One is a capacity to speak in a normal, familiar (from ordinary life), plausible voice. This gift, utterly rare in successful politicians at the top of their profession, can enable them to sound credible while saying the most incredible things. Reagan has it. Unlike 99 percent of his ambitious breed, he (and some of his top staff share this) does not exude anxiety or defensiveness or duplicity or aggression while he is speaking the most simple pieties. He sounds as if he means them. He will say homely things in a homely way that makes you believe they are authentic as an explanation of why he is doing something or of what he thinks happened or will happen.

"You tell me you're going to Minsk so I'll think you're going to Pinsk, when you really are going to Minsk -- so why do you always lie to me?" Thus the ancient joke. Ronald Reagan, however, really is going to Minsk and you never doubt it for a moment when he says so. You may not want to go with him (especially if we are to travel by MX missile), but that is another issue. To use our favorite word from high school, he sounds more "sincere" than anyone else in the room, and we are so starved for this we tend to forget that we aren't so crazy about the objects of his sincerity -- some of us, anyway. The result is that it is the commentators and observers generally who sound, in the classic manner of politicians, kind of tinny and contrived and implausible, responding to some timetable for slumps and comebacks and the rest, while Reagan stands outside their characterization of him and his condition.

He is also agile, quick moving, good at surprise and at seizing the initiative -- witness the nomination of Mrs. O'Connor, the playing of Congress like a violin, the fact that he has stayed in charge of the debate and the politics of this town since he got here.
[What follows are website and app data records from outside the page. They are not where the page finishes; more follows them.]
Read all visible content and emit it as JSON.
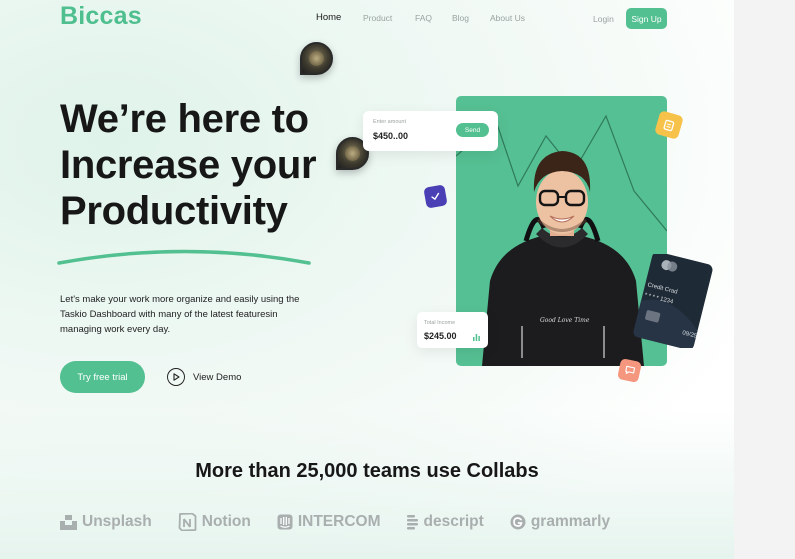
{
  "brand": {
    "name": "Biccas"
  },
  "nav": {
    "items": [
      {
        "label": "Home",
        "active": true
      },
      {
        "label": "Product",
        "active": false
      },
      {
        "label": "FAQ",
        "active": false
      },
      {
        "label": "Blog",
        "active": false
      },
      {
        "label": "About Us",
        "active": false
      }
    ],
    "login": "Login",
    "signup": "Sign Up"
  },
  "hero": {
    "headline": [
      "We’re here to",
      "Increase your",
      "Productivity"
    ],
    "description": "Let's make your work more organize and easily using the Taskio Dashboard with many of the latest featuresin managing work every day.",
    "primary_cta": "Try free trial",
    "secondary_cta": "View Demo"
  },
  "amount_card": {
    "label": "Enter amount",
    "value": "$450..00",
    "button": "Send"
  },
  "income_card": {
    "label": "Total Income",
    "value": "$245.00"
  },
  "credit_card": {
    "label": "Credit Crad",
    "number": "* * * *  1234",
    "expiry": "09/25"
  },
  "teams": {
    "title": "More than 25,000 teams use Collabs"
  },
  "partners": [
    {
      "name": "Unsplash",
      "icon": "unsplash-icon"
    },
    {
      "name": "Notion",
      "icon": "notion-icon"
    },
    {
      "name": "INTERCOM",
      "icon": "intercom-icon"
    },
    {
      "name": "descript",
      "icon": "descript-icon"
    },
    {
      "name": "grammarly",
      "icon": "grammarly-icon"
    }
  ],
  "colors": {
    "accent": "#52c090",
    "heading": "#171717",
    "muted": "#9aa3a0",
    "card_dark": "#1f2a37",
    "badge_yellow": "#f7c24a",
    "badge_purple": "#4b3fb5",
    "badge_coral": "#f5967e"
  }
}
During every administration at just about this time, we start worrying that there is no foreign policy or that the parts of it don't hang together. We are doing that now and he keeps interrupting with bulletins from someplace else or comparable disturbances that begin to make the criticism look empty and somewhat disconnected from the subject it is aiming to describe. (Does Reagan not understand that we need to get on with this no-foreign-policy business so we can complete it in time for the First Big Domestic Setback early in the fall?)

A Democratic senator told me the other day he thought Reagan's great talent was his manifest ability to say no. It demonstrated to people that he could govern, manage, be in charge. I can't say I'm very pleased with what Reagan says not to -- or yes. A great deal of the time it seems to me he's got it the wrong way around. But I know what the senator was saying. mReagan may yet slump, slide, be set back or plunge. But I don't think he will be like the others. He's too normal for that.